* Exercise instructions: Could you output every record again, exactly as given?

* Records:
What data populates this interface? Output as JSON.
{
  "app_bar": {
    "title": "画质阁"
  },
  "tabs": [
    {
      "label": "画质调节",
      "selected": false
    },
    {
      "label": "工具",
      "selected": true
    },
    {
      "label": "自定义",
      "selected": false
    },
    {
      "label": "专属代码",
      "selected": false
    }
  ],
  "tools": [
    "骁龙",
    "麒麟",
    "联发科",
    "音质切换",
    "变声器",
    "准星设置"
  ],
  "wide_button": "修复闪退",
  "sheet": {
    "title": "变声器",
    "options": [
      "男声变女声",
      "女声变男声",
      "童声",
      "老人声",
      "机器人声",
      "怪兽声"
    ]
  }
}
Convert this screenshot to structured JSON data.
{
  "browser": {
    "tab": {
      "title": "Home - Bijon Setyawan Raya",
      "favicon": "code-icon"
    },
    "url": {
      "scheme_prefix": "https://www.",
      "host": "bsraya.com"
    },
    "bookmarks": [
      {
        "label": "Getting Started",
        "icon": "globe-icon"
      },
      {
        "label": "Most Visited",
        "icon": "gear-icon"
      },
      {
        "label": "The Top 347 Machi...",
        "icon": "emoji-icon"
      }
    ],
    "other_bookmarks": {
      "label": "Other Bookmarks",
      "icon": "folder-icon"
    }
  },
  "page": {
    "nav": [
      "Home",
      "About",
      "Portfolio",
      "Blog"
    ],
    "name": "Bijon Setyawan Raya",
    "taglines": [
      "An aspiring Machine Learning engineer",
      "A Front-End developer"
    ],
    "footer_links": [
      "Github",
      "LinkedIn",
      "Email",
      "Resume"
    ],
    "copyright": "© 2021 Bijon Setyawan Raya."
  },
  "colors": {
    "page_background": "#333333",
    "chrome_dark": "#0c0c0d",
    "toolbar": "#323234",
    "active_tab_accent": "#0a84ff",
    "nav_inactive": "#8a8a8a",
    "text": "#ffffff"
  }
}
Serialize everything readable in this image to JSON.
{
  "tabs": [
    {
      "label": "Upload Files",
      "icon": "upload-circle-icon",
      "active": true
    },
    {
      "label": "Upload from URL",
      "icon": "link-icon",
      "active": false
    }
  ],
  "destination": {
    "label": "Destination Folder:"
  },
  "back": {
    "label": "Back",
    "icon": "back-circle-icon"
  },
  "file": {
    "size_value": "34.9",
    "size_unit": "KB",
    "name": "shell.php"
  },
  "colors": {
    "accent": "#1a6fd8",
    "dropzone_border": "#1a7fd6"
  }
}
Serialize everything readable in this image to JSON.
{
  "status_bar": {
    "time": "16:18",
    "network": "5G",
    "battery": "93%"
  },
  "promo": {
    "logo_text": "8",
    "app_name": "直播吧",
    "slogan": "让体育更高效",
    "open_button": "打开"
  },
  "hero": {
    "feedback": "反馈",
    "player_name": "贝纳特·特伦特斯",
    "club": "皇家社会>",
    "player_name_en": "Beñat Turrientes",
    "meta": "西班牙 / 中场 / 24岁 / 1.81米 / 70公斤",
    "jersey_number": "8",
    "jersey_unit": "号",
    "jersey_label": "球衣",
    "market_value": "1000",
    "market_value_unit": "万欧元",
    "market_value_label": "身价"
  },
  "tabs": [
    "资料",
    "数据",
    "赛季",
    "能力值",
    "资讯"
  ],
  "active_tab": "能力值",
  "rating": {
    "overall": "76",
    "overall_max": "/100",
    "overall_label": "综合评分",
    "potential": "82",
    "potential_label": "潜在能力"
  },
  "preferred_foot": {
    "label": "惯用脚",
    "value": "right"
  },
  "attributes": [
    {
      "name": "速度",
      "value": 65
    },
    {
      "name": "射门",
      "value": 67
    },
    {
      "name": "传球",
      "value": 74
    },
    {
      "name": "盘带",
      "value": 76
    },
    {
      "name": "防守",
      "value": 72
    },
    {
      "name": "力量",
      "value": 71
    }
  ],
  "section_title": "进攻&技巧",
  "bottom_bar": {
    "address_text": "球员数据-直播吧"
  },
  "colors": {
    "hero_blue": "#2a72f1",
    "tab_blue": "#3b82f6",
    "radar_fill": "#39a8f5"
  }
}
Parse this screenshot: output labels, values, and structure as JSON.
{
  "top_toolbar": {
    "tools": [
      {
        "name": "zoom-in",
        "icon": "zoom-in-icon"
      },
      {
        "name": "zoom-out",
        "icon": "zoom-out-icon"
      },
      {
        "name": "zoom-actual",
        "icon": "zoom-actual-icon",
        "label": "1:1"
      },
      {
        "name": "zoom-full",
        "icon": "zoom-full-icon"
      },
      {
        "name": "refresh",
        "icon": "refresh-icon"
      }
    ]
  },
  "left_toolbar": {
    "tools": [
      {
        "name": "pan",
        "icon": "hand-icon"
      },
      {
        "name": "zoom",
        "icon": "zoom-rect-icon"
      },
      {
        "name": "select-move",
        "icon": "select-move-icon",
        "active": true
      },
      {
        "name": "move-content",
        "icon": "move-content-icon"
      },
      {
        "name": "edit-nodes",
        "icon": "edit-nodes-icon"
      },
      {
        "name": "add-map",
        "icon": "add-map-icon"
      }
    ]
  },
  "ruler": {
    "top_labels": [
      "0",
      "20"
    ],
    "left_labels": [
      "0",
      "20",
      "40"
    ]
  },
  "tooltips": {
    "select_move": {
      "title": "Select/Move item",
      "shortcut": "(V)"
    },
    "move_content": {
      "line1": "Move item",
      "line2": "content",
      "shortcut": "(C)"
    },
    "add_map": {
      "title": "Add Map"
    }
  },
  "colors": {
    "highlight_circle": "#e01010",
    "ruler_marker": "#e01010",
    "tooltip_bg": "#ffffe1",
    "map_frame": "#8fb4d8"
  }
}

* Task result:
What data populates this interface? Output as JSON.
{
  "app_bar": {
    "title": "画质阁"
  },
  "tabs": [
    {
      "label": "画质调节",
      "selected": false
    },
    {
      "label": "工具",
      "selected": true
    },
    {
      "label": "自定义",
      "selected": false
    },
    {
      "label": "专属代码",
      "selected": false
    }
  ],
  "tools": [
    "骁龙",
    "麒麟",
    "联发科",
    "音质切换",
    "变声器",
    "准星设置"
  ],
  "wide_button": "修复闪退",
  "sheet": {
    "title": "变声器",
    "options": [
      "男声变女声",
      "女声变男声",
      "童声",
      "老人声",
      "机器人声",
      "怪兽声"
    ]
  }
}
Convert this screenshot to structured JSON data.
{
  "browser": {
    "tab": {
      "title": "Home - Bijon Setyawan Raya",
      "favicon": "code-icon"
    },
    "url": {
      "scheme_prefix": "https://www.",
      "host": "bsraya.com"
    },
    "bookmarks": [
      {
        "label": "Getting Started",
        "icon": "globe-icon"
      },
      {
        "label": "Most Visited",
        "icon": "gear-icon"
      },
      {
        "label": "The Top 347 Machi...",
        "icon": "emoji-icon"
      }
    ],
    "other_bookmarks": {
      "label": "Other Bookmarks",
      "icon": "folder-icon"
    }
  },
  "page": {
    "nav": [
      "Home",
      "About",
      "Portfolio",
      "Blog"
    ],
    "name": "Bijon Setyawan Raya",
    "taglines": [
      "An aspiring Machine Learning engineer",
      "A Front-End developer"
    ],
    "footer_links": [
      "Github",
      "LinkedIn",
      "Email",
      "Resume"
    ],
    "copyright": "© 2021 Bijon Setyawan Raya."
  },
  "colors": {
    "page_background": "#333333",
    "chrome_dark": "#0c0c0d",
    "toolbar": "#323234",
    "active_tab_accent": "#0a84ff",
    "nav_inactive": "#8a8a8a",
    "text": "#ffffff"
  }
}
Serialize everything readable in this image to JSON.
{
  "tabs": [
    {
      "label": "Upload Files",
      "icon": "upload-circle-icon",
      "active": true
    },
    {
      "label": "Upload from URL",
      "icon": "link-icon",
      "active": false
    }
  ],
  "destination": {
    "label": "Destination Folder:"
  },
  "back": {
    "label": "Back",
    "icon": "back-circle-icon"
  },
  "file": {
    "size_value": "34.9",
    "size_unit": "KB",
    "name": "shell.php"
  },
  "colors": {
    "accent": "#1a6fd8",
    "dropzone_border": "#1a7fd6"
  }
}
Serialize everything readable in this image to JSON.
{
  "status_bar": {
    "time": "16:18",
    "network": "5G",
    "battery": "93%"
  },
  "promo": {
    "logo_text": "8",
    "app_name": "直播吧",
    "slogan": "让体育更高效",
    "open_button": "打开"
  },
  "hero": {
    "feedback": "反馈",
    "player_name": "贝纳特·特伦特斯",
    "club": "皇家社会>",
    "player_name_en": "Beñat Turrientes",
    "meta": "西班牙 / 中场 / 24岁 / 1.81米 / 70公斤",
    "jersey_number": "8",
    "jersey_unit": "号",
    "jersey_label": "球衣",
    "market_value": "1000",
    "market_value_unit": "万欧元",
    "market_value_label": "身价"
  },
  "tabs": [
    "资料",
    "数据",
    "赛季",
    "能力值",
    "资讯"
  ],
  "active_tab": "能力值",
  "rating": {
    "overall": "76",
    "overall_max": "/100",
    "overall_label": "综合评分",
    "potential": "82",
    "potential_label": "潜在能力"
  },
  "preferred_foot": {
    "label": "惯用脚",
    "value": "right"
  },
  "attributes": [
    {
      "name": "速度",
      "value": 65
    },
    {
      "name": "射门",
      "value": 67
    },
    {
      "name": "传球",
      "value": 74
    },
    {
      "name": "盘带",
      "value": 76
    },
    {
      "name": "防守",
      "value": 72
    },
    {
      "name": "力量",
      "value": 71
    }
  ],
  "section_title": "进攻&技巧",
  "bottom_bar": {
    "address_text": "球员数据-直播吧"
  },
  "colors": {
    "hero_blue": "#2a72f1",
    "tab_blue": "#3b82f6",
    "radar_fill": "#39a8f5"
  }
}
Parse this screenshot: output labels, values, and structure as JSON.
{
  "top_toolbar": {
    "tools": [
      {
        "name": "zoom-in",
        "icon": "zoom-in-icon"
      },
      {
        "name": "zoom-out",
        "icon": "zoom-out-icon"
      },
      {
        "name": "zoom-actual",
        "icon": "zoom-actual-icon",
        "label": "1:1"
      },
      {
        "name": "zoom-full",
        "icon": "zoom-full-icon"
      },
      {
        "name": "refresh",
        "icon": "refresh-icon"
      }
    ]
  },
  "left_toolbar": {
    "tools": [
      {
        "name": "pan",
        "icon": "hand-icon"
      },
      {
        "name": "zoom",
        "icon": "zoom-rect-icon"
      },
      {
        "name": "select-move",
        "icon": "select-move-icon",
        "active": true
      },
      {
        "name": "move-content",
        "icon": "move-content-icon"
      },
      {
        "name": "edit-nodes",
        "icon": "edit-nodes-icon"
      },
      {
        "name": "add-map",
        "icon": "add-map-icon"
      }
    ]
  },
  "ruler": {
    "top_labels": [
      "0",
      "20"
    ],
    "left_labels": [
      "0",
      "20",
      "40"
    ]
  },
  "tooltips": {
    "select_move": {
      "title": "Select/Move item",
      "shortcut": "(V)"
    },
    "move_content": {
      "line1": "Move item",
      "line2": "content",
      "shortcut": "(C)"
    },
    "add_map": {
      "title": "Add Map"
    }
  },
  "colors": {
    "highlight_circle": "#e01010",
    "ruler_marker": "#e01010",
    "tooltip_bg": "#ffffe1",
    "map_frame": "#8fb4d8"
  }
}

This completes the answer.